It's a webhook engine.
It's an open source software that you can deploy on your own infrastructure using Docker. But what does it do?
Webhooks.uno delivers webhooks. Or webhook messages. Or webhook payloads. Whatever you want to call it: it will perform HTTP requests to third party URLs, carrying some payload with it. That's the short version of the story.
However, that is not so simple to do in real life. Read along to know why.
webhooks.unois both a software and a website. The website refers to the software. Usually when writing webhooks.uno, unless it's linked, it refers to the software, not to the website 🙂
Why would I use this thing?
How do I get started?
First: it's open source, available here.
You can get started by learning how to use webhooks.uno, but there are two different scenarios you would want to use it, or two kinds of user who would use it:
- People wanting to send webhooks without hassle.
- People wanting to receive webhooks from someone that sends webhooks using webhooks.uno.
Choose the most appropriate section below:
I want to send webhooks
In this case, you can get started by reading the Installation instructions.

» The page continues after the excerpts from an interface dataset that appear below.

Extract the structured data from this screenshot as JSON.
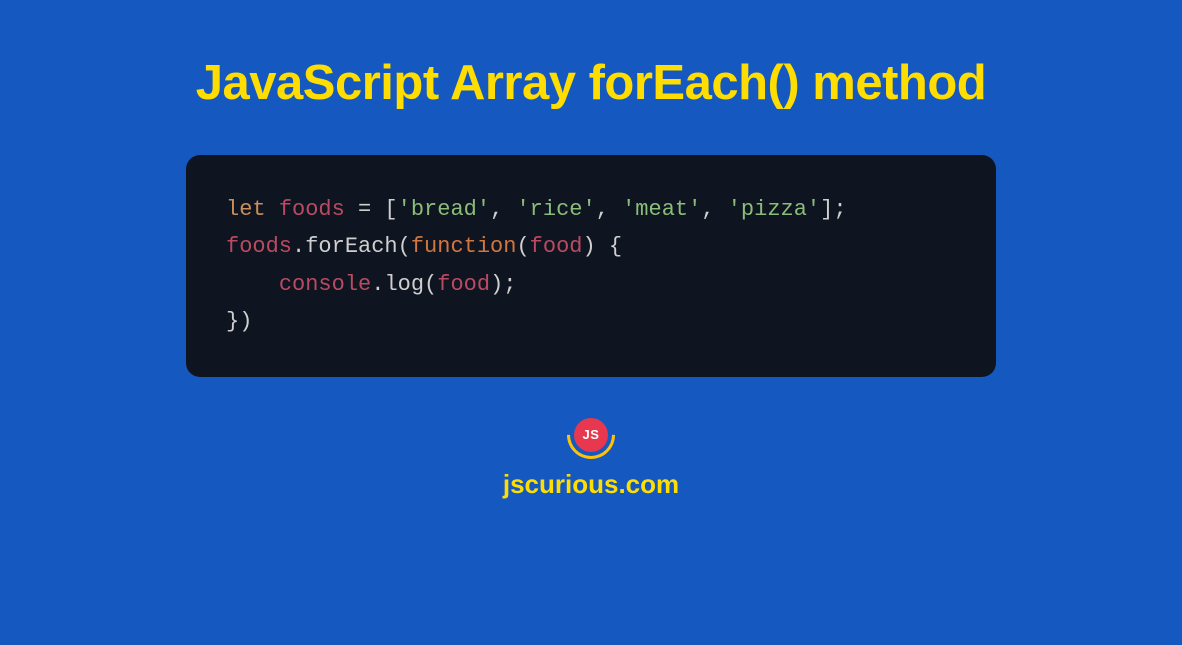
{
  "title": "JavaScript Array forEach() method",
  "code": {
    "line1": {
      "let": "let",
      "var": "foods",
      "equals": " = [",
      "str1": "'bread'",
      "comma1": ", ",
      "str2": "'rice'",
      "comma2": ", ",
      "str3": "'meat'",
      "comma3": ", ",
      "str4": "'pizza'",
      "close": "];"
    },
    "blank": "",
    "line2": {
      "obj": "foods",
      "dot1": ".",
      "method": "forEach",
      "open": "(",
      "func": "function",
      "popen": "(",
      "param": "food",
      "pclose": ") {"
    },
    "line3": {
      "indent": "    ",
      "console": "console",
      "dot": ".",
      "log": "log",
      "open": "(",
      "arg": "food",
      "close": ");"
    },
    "line4": {
      "text": "})"
    }
  },
  "logo": {
    "text": "JS"
  },
  "site": "jscurious.com"
}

But that is just how you get it running. Start at the Sending Webhooks → Quick start page.
I want to receive webhooks
In this case you don't have to install anything. You will be integrating with someone who deployed webhooks.uno on their infrastructure.
They will have to provide you with a base URL of where you can access it along with an API token so that you can access the resources to start receiving webhooks from them.

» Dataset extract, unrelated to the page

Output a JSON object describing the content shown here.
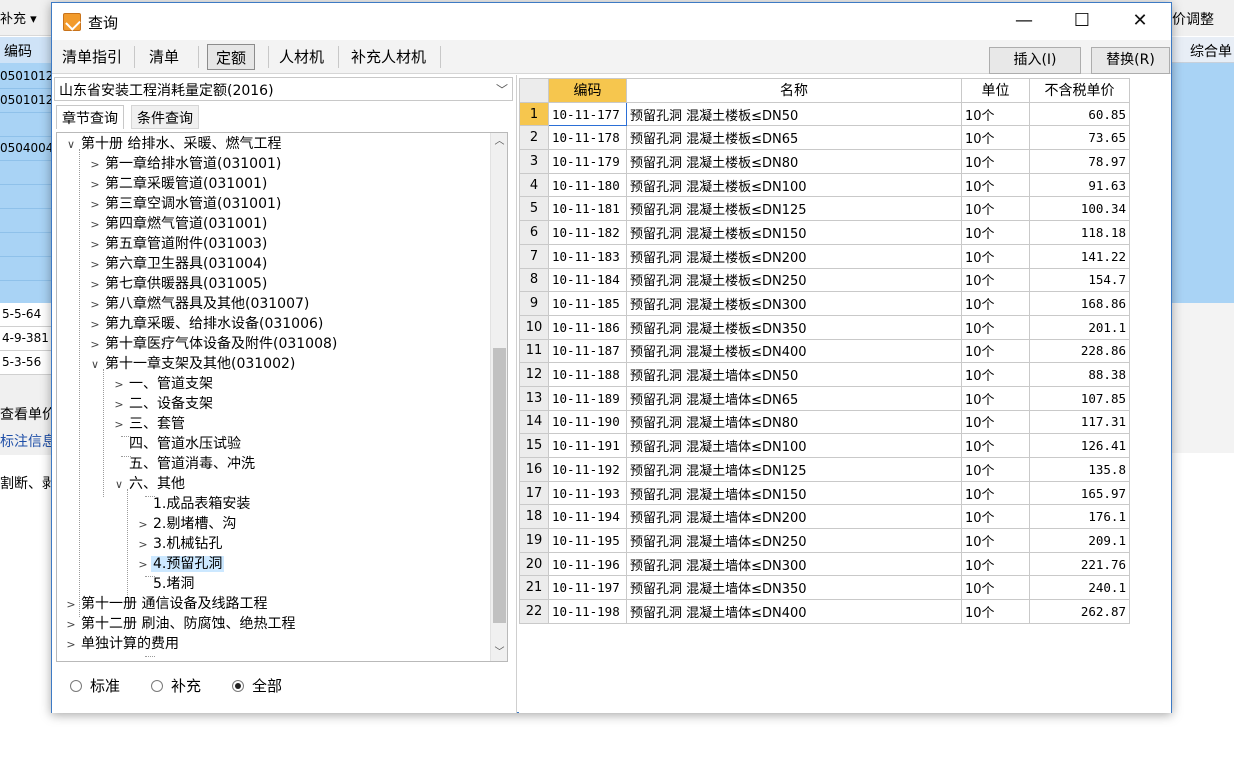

You can get started by jumping straight to the Receiving Webhooks → Quick start page.